It’s easy to date a girl who reads. Give her books for her birthday, for Christmas, for anniversaries. Give her the gift of words, in poetry and in song. Give her Neruda, Pound, Sexton, Cummings. Let her know that you understand that words are love. Understand that she knows the difference between books and reality but by god, she’s going to try to make her life a little like her favorite book. It will never be your fault if she does.

She has to give it a shot somehow.

Lie to her. If she understands syntax, she will understand your need to lie. Behind words are other things: motivation, value, nuance, dialogue. It will not be the end of the world.

Fail her. Because a girl who reads knows that failure always leads up to the climax. Because girls who read understand that all things must come to end, but that you can always write a sequel. That you can begin again and again and still be the hero. That life is meant to have a villain or two.

Why be frightened of everything that you are not? Girls who read understand that people, like characters, develop. Except in the Twilight series.

If you find a girl who reads, keep her close.
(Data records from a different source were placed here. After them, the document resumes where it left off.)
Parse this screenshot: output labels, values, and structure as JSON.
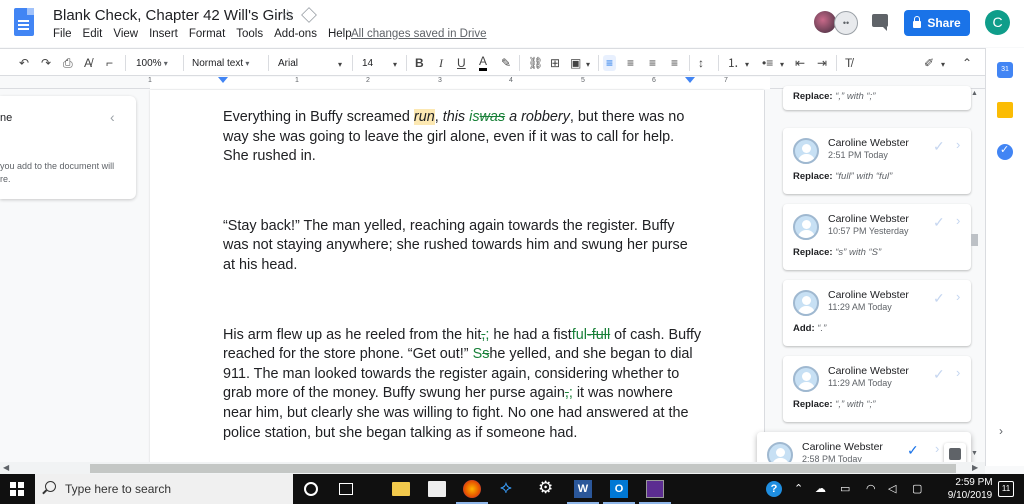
{
  "header": {
    "title": "Blank Check, Chapter 42 Will's Girls",
    "menu": [
      "File",
      "Edit",
      "View",
      "Insert",
      "Format",
      "Tools",
      "Add-ons",
      "Help"
    ],
    "save_status": "All changes saved in Drive",
    "share_label": "Share",
    "user_initial": "C",
    "anon_label": "••"
  },
  "toolbar": {
    "zoom": "100%",
    "style": "Normal text",
    "font": "Arial",
    "size": "14",
    "bold": "B",
    "italic": "I",
    "underline": "U",
    "text_color": "A"
  },
  "ruler": {
    "numbers": [
      "1",
      "1",
      "2",
      "3",
      "4",
      "5",
      "6",
      "7"
    ]
  },
  "outline": {
    "title": "ne",
    "hint": "you add to the document will\nre."
  },
  "document": {
    "p1": {
      "a": "Everything in Buffy screamed ",
      "hl": "run",
      "b": ", ",
      "c": "this ",
      "ins": "is",
      "del": "was",
      "d": " a robbery",
      "e": ", but there was no way she was going to leave the girl alone, even if it was to call for help. She rushed in."
    },
    "p2": "“Stay back!” The man yelled, reaching again towards the register. Buffy was not staying anywhere; she rushed towards him and swung her purse at his head.",
    "p3": {
      "a": "His arm flew up as he reeled from the hit",
      "del1": ",",
      "ins1": ";",
      "b": " he had a fist",
      "ins2": "ful",
      "del2": "-full",
      "c": " of cash. Buffy reached for the store phone. “Get out!” ",
      "ins3": "S",
      "del3": "s",
      "d": "he yelled, and she began to dial 911. The man looked towards the register again, considering whether to grab more of the money. Buffy swung her purse again",
      "del4": ",",
      "ins4": ";",
      "e": " it was nowhere near him, but clearly she was willing to fight. No one had answered at the police station, but she began talking as if someone had."
    }
  },
  "comments": [
    {
      "name": "",
      "time": "",
      "action_label": "Replace:",
      "action_detail": "“,” with “;”"
    },
    {
      "name": "Caroline Webster",
      "time": "2:51 PM Today",
      "action_label": "Replace:",
      "action_detail": "“full” with “ful”"
    },
    {
      "name": "Caroline Webster",
      "time": "10:57 PM Yesterday",
      "action_label": "Replace:",
      "action_detail": "“s” with “S”"
    },
    {
      "name": "Caroline Webster",
      "time": "11:29 AM Today",
      "action_label": "Add:",
      "action_detail": "“.”"
    },
    {
      "name": "Caroline Webster",
      "time": "11:29 AM Today",
      "action_label": "Replace:",
      "action_detail": "“,” with “;”"
    },
    {
      "name": "Caroline Webster",
      "time": "2:58 PM Today",
      "action_label": "",
      "action_detail": ""
    }
  ],
  "side_panel": {
    "calendar_label": "31"
  },
  "taskbar": {
    "search_placeholder": "Type here to search",
    "time": "2:59 PM",
    "date": "9/10/2019",
    "notifications": "11",
    "word_label": "W",
    "outlook_label": "O"
  },
  "colors": {
    "accent": "#1a73e8",
    "suggestion_green": "#188038",
    "highlight": "#fce8b2",
    "avatar": "#0f9d8a"
  }
}
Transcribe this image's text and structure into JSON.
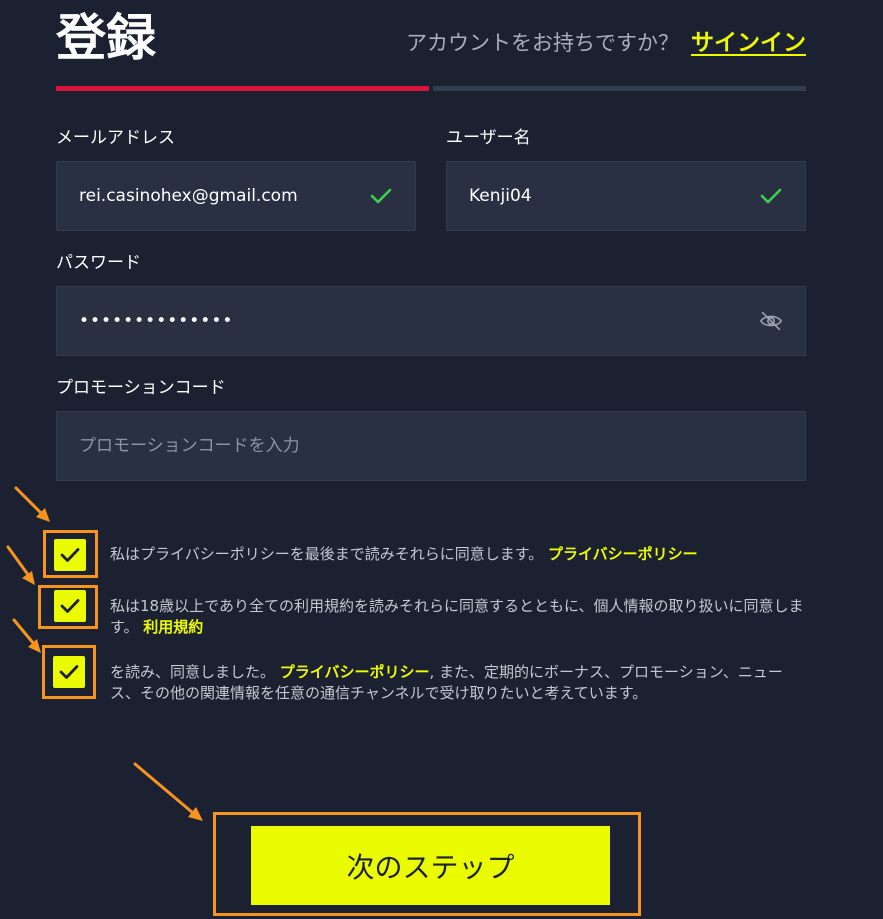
{
  "header": {
    "title": "登録",
    "signin_prompt": "アカウントをお持ちですか？",
    "signin_link": "サインイン"
  },
  "form": {
    "email": {
      "label": "メールアドレス",
      "value": "rei.casinohex@gmail.com"
    },
    "username": {
      "label": "ユーザー名",
      "value": "Kenji04"
    },
    "password": {
      "label": "パスワード",
      "value": "••••••••••••••"
    },
    "promo": {
      "label": "プロモーションコード",
      "placeholder": "プロモーションコードを入力"
    }
  },
  "agreements": {
    "privacy": {
      "text": "私はプライバシーポリシーを最後まで読みそれらに同意します。",
      "link": "プライバシーポリシー",
      "checked": true
    },
    "terms": {
      "text": "私は18歳以上であり全ての利用規約を読みそれらに同意するとともに、個人情報の取り扱いに同意します。",
      "link": "利用規約",
      "checked": true
    },
    "marketing": {
      "text_before": "を読み、同意しました。",
      "link": "プライバシーポリシー",
      "text_after": ", また、定期的にボーナス、プロモーション、ニュース、その他の関連情報を任意の通信チャンネルで受け取りたいと考えています。",
      "checked": true
    }
  },
  "actions": {
    "next_label": "次のステップ"
  },
  "colors": {
    "background": "#1b2131",
    "input_bg": "#283042",
    "accent_yellow": "#ecfc00",
    "progress_red": "#d7143a",
    "annotation_orange": "#f7941d",
    "valid_green": "#3fcf4f"
  },
  "icons": {
    "valid": "checkmark-icon",
    "password_toggle": "eye-off-icon",
    "checkbox": "checkbox-check-icon"
  }
}
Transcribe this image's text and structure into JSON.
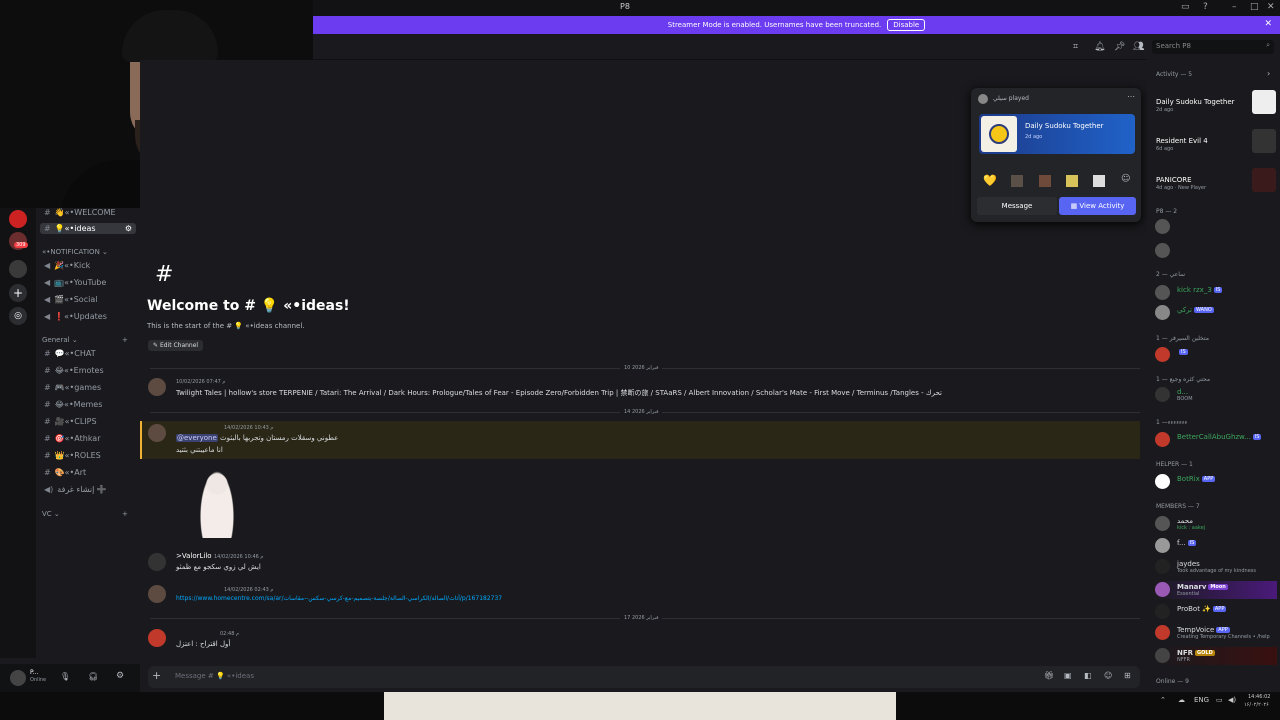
{
  "window": {
    "title": "P8"
  },
  "banner": {
    "text": "Streamer Mode is enabled. Usernames have been truncated.",
    "button": "Disable"
  },
  "search": {
    "placeholder": "Search P8"
  },
  "guilds": {
    "notif_count": "309"
  },
  "channels": {
    "top": [
      {
        "label": "👋«•WELCOME"
      },
      {
        "label": "💡«•ideas"
      }
    ],
    "notification_category": "«•NOTIFICATION",
    "notification": [
      {
        "label": "🎉«•Kick"
      },
      {
        "label": "📺«•YouTube"
      },
      {
        "label": "🎬«•Social"
      },
      {
        "label": "❗«•Updates"
      }
    ],
    "general_category": "General",
    "general": [
      {
        "label": "💬«•CHAT"
      },
      {
        "label": "😂«•Emotes"
      },
      {
        "label": "🎮«•games"
      },
      {
        "label": "😂«•Memes"
      },
      {
        "label": "🎥«•CLIPS"
      },
      {
        "label": "🎯«•Athkar"
      },
      {
        "label": "👑«•ROLES"
      },
      {
        "label": "🎨«•Art"
      },
      {
        "label": "إنشاء غرفة ➕"
      }
    ],
    "vc_category": "VC"
  },
  "user": {
    "name": "P...",
    "status": "Online"
  },
  "chat": {
    "welcome_title": "Welcome to # 💡 «•ideas!",
    "welcome_sub": "This is the start of the # 💡 «•ideas channel.",
    "edit_channel": "Edit Channel",
    "messages": [
      {
        "date": "10 فبراير 2026",
        "time": "10/02/2026 07:47 م",
        "text": "Twilight Tales | hollow's store TERPENIE / Tatari: The Arrival / Dark Hours: Prologue/Tales of Fear - Episode Zero/Forbidden Trip | 禁断の旅 / STAaRS / Albert Innovation / Scholar's Mate - First Move / Terminus /Tangles - تحرك"
      },
      {
        "date": "14 فبراير 2026",
        "time": "14/02/2026 10:43 م",
        "mention": "@everyone",
        "text": "عطوني وسقلات رمستان وتجربها بالبثوث",
        "text2": "انا ماعيبتني بثتيد"
      },
      {
        "name": ">ValorLilo",
        "time": "14/02/2026 10:46 م",
        "text": "ايش لي زوي سكجو مع ظمثو"
      },
      {
        "time": "14/02/2026 02:43 م",
        "link": "https://www.homecentre.com/sa/ar/أثاث/الصالة/الكراسي-الصالة/جلسة-بتصميم-مع-كرسي-سكس--مقاسات/p/167182737"
      },
      {
        "date": "17 فبراير 2026",
        "time": "02:48 م",
        "text": "أول اقتراح : اعتزل"
      }
    ],
    "composer_placeholder": "Message # 💡 «•ideas"
  },
  "popup": {
    "user_played": "سيلي played",
    "game": "Daily Sudoku Together",
    "game_time": "2d ago",
    "message_button": "Message",
    "view_button": "View Activity"
  },
  "members": {
    "activity_header": "Activity — 5",
    "activities": [
      {
        "game": "Daily Sudoku Together",
        "sub": "2d ago"
      },
      {
        "game": "Resident Evil 4",
        "sub": "6d ago"
      },
      {
        "game": "PANICORE",
        "sub": "4d ago · New Player"
      }
    ],
    "sections": [
      {
        "title": "P8 — 2"
      },
      {
        "title": "ساعي — 2"
      },
      {
        "title": "متخلين السيرفر — 1"
      },
      {
        "title": "محتي كثره وجيع — 1"
      },
      {
        "title": "ءءءءءءء— 1"
      },
      {
        "title": "HELPER — 1"
      },
      {
        "title": "MEMBERS — 7"
      },
      {
        "title": "Online — 9"
      }
    ],
    "rows": [
      {
        "name": "kick rzx_3",
        "badge": "IS",
        "color": "#3ba55d"
      },
      {
        "name": "تركي",
        "badge": "WANO",
        "color": "#3ba55d"
      },
      {
        "name": "",
        "badge": "IS",
        "color": "#c33"
      },
      {
        "name": "d...",
        "sub": "BOOM",
        "color": "#3ba55d"
      },
      {
        "name": "BetterCallAbuGhzw...",
        "badge": "IS",
        "color": "#3ba55d"
      },
      {
        "name": "BotRix",
        "badge": "APP",
        "color": "#3ba55d"
      },
      {
        "name": "محمد",
        "sub": "kick : aakej",
        "color": "#dbdee1"
      },
      {
        "name": "f...",
        "badge": "IS",
        "color": "#dbdee1"
      },
      {
        "name": "jaydes",
        "sub": "Took advantage of my kindness",
        "color": "#dbdee1"
      },
      {
        "name": "Manarv",
        "badge": "Moon",
        "sub": "Essential",
        "color": "#dbdee1"
      },
      {
        "name": "ProBot ✨",
        "badge": "APP",
        "color": "#dbdee1"
      },
      {
        "name": "TempVoice",
        "badge": "APP",
        "sub": "Creating Temporary Channels • /help",
        "color": "#dbdee1"
      },
      {
        "name": "NFR",
        "badge": "GOLD",
        "sub": "NFFR",
        "color": "#dbdee1"
      }
    ]
  },
  "taskbar": {
    "lang": "ENG",
    "time": "14:46:02",
    "date": "۱۶/۰۲/۲۰۲۶"
  }
}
When you find her up at 2 AM clutching a book to her chest and weeping, make her a cup of tea and hold her. You may lose her for a couple of hours but she will always come back to you. She’ll talk as if the characters in the book are real, because for a while, they always are.

You will propose on a hot air balloon. Or during a rock concert. Or very casually next time she’s sick. Over Skype.

You will smile so hard you will wonder why your heart hasn’t burst and bled out all over your chest yet. You will write the story of your lives, have kids with strange names and even stranger tastes. She will introduce your children to the Cat in the Hat and Aslan, maybe in the same day. You will walk the winters of your old age together and she will recite Keats under her breath while you shake the snow off your boots.

Date a girl who reads because you deserve it. You deserve a girl who can give you the most colorful life imaginable. If you can only give her monotony, and stale hours and half-baked proposals, then you’re better off alone. If you want the world and the worlds beyond it, date a girl who reads.
....writes, reads & knits!

Or better yet, date a girl who writes.”
Rosemarie Urquico

Sunday, 3 February 2013

Beginnings, Inbetweens & History

Begin at the beginning," the King said, very gravely, "and go on till you come to the end: then stop.
Many moons ago, I took up knitting. I didn’t put it down until I reached my teens. My teenage years were a great time of growth and creative freedom. A place, where I discovered Dave Fanning’s music radio show, boys, teenage disco’s, the challenge of trying to get into over-age disco’s and getting drunk on a single bottle of Ritz. Knitting took a back seat as I started to explore, reach out and set down new boundaries. Ah….the wasted years! Understandably, growth and renewal does create a lot of waste. Fortunately, I returned, with my tail between my legs, head hanging with needles in hand. 
Thankfully, knitting had moved on since I wiled away an evening dreaming of Eddie Vedder, while facing a spotty, skinny bloke named Jim. Knitting had become useful! Memories of the 80’s were of oversized, asymmetrical, hairy mohair jumpers which should have come with a health warning, as you gasped your last breath just trying the damn thing on. Worse still: the awful “Auntie’s” Aran sweater. I have huge grĂ¡ for Aran sweaters, Aran Stitches and hell, the Islands are pretty good too. My aunt, is a talented knitter. However, she was prone to stark tradition when making Aran sweaters, using the greased, ‘wire wool’ effect yarn. The condemned attire touched the nerve endings of every unfortunate Irish child who had a relative who knitted, which covers every Irish child growing up pre-mid-1990’s. The sweaters were scratchy, tight around the neck and it was difficult to move within one.
Getting back to point, knitting has moved on for the best. Not only have yarns maintained their practicality, even seasonality, they are also beautiful.

What to do with all of this beauty that nature (and hand dyers) have endowed us with…. In the words of Vogue Knitting: Take Risks…Love Knitting!